Adapting cyber defenses to protect these systems requires a different approach. Tenable is addressing these challenges by leveraging its passive monitoring capabilities to deliver a solution that enables safe monitoring of OT assets in a converged IT-OT environment.
Enhancing resilience of critical infrastructure
To be resilient, in the parlance of the iconic Timex watch ads, is “to take a licking and keep on ticking.”
As more formally defined in Presidential Policy Directive 21, the governing federal critical infrastructure protection authority, resilience is “the ability to prepare for and adapt to changing conditions and withstand and recover rapidly from disruptions.” In cyber-centric environments, resilience builds on security to round out a comprehensive cyber defense program that addresses all phases of preparation and implements steps to prepare for, and respond to, any cyber threats.
To guide organizations in developing and implementing effective, comprehensive critical infrastructure protection programs, the National Institute of Standards and Technology (NIST) has published the Cybersecurity Framework. According to NIST, a “prioritized, flexible and cost-effective approach helps to promote the protection and resilience of critical infrastructure and other sectors important to the economy and national security.”
DHS offers an additional resilience-focused resource, the Cyber Resilience Review (CRR). This free resource can provide insight into an organization’s cyber resilience status and recommend areas for improvement. It includes a “NIST Framework crosswalk” feature to guide alignment and ensure comprehensive program implementation. A fact sheet is available with instructions for conducting a CRR and requesting DHS CRR support.

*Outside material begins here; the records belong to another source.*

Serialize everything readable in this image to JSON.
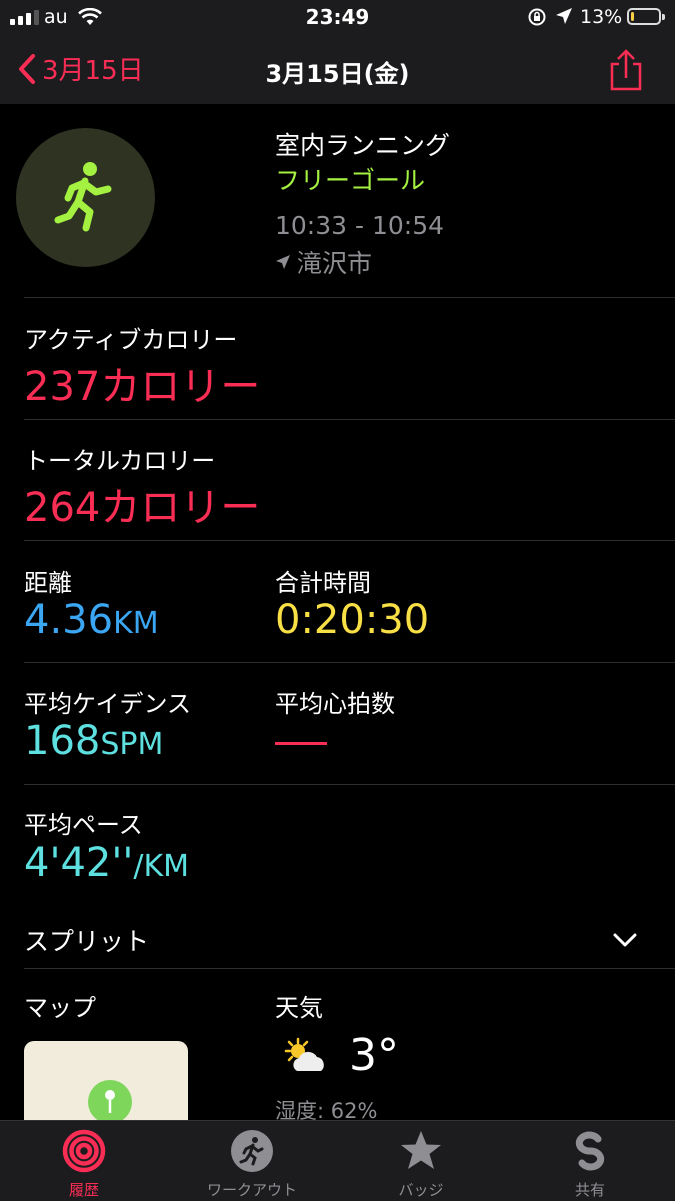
{
  "status": {
    "carrier": "au",
    "time": "23:49",
    "battery_percent": "13%",
    "battery_level": 0.13
  },
  "nav": {
    "back_label": "3月15日",
    "title": "3月15日(金)"
  },
  "workout": {
    "type": "室内ランニング",
    "goal": "フリーゴール",
    "time_range": "10:33 - 10:54",
    "location": "滝沢市"
  },
  "metrics": {
    "active_calories": {
      "label": "アクティブカロリー",
      "value": "237カロリー"
    },
    "total_calories": {
      "label": "トータルカロリー",
      "value": "264カロリー"
    },
    "distance": {
      "label": "距離",
      "value": "4.36",
      "unit": "KM"
    },
    "total_time": {
      "label": "合計時間",
      "value": "0:20:30"
    },
    "avg_cadence": {
      "label": "平均ケイデンス",
      "value": "168",
      "unit": "SPM"
    },
    "avg_heart_rate": {
      "label": "平均心拍数",
      "value": ""
    },
    "avg_pace": {
      "label": "平均ペース",
      "value": "4'42''",
      "unit": "/KM"
    }
  },
  "splits": {
    "label": "スプリット"
  },
  "map": {
    "label": "マップ"
  },
  "weather": {
    "label": "天気",
    "temperature": "3°",
    "humidity": "湿度: 62%"
  },
  "tabs": [
    {
      "label": "履歴",
      "icon": "activity-rings-icon",
      "active": true
    },
    {
      "label": "ワークアウト",
      "icon": "runner-icon",
      "active": false
    },
    {
      "label": "バッジ",
      "icon": "badge-icon",
      "active": false
    },
    {
      "label": "共有",
      "icon": "sharing-icon",
      "active": false
    }
  ],
  "colors": {
    "accent_red": "#fa2d55",
    "goal_green": "#a4f141",
    "distance_blue": "#3ba7f4",
    "time_yellow": "#f8df46",
    "pace_cyan": "#5ee0e0"
  }
}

- Download the report: Cybersecurity in Operational Technology: 7 Insights You Need to Know
- Visit Tenable's IT/OT Convergence web page: https://www.tenable.com/solutions/it-ot
- Download the data sheet: Tenable Industrial Security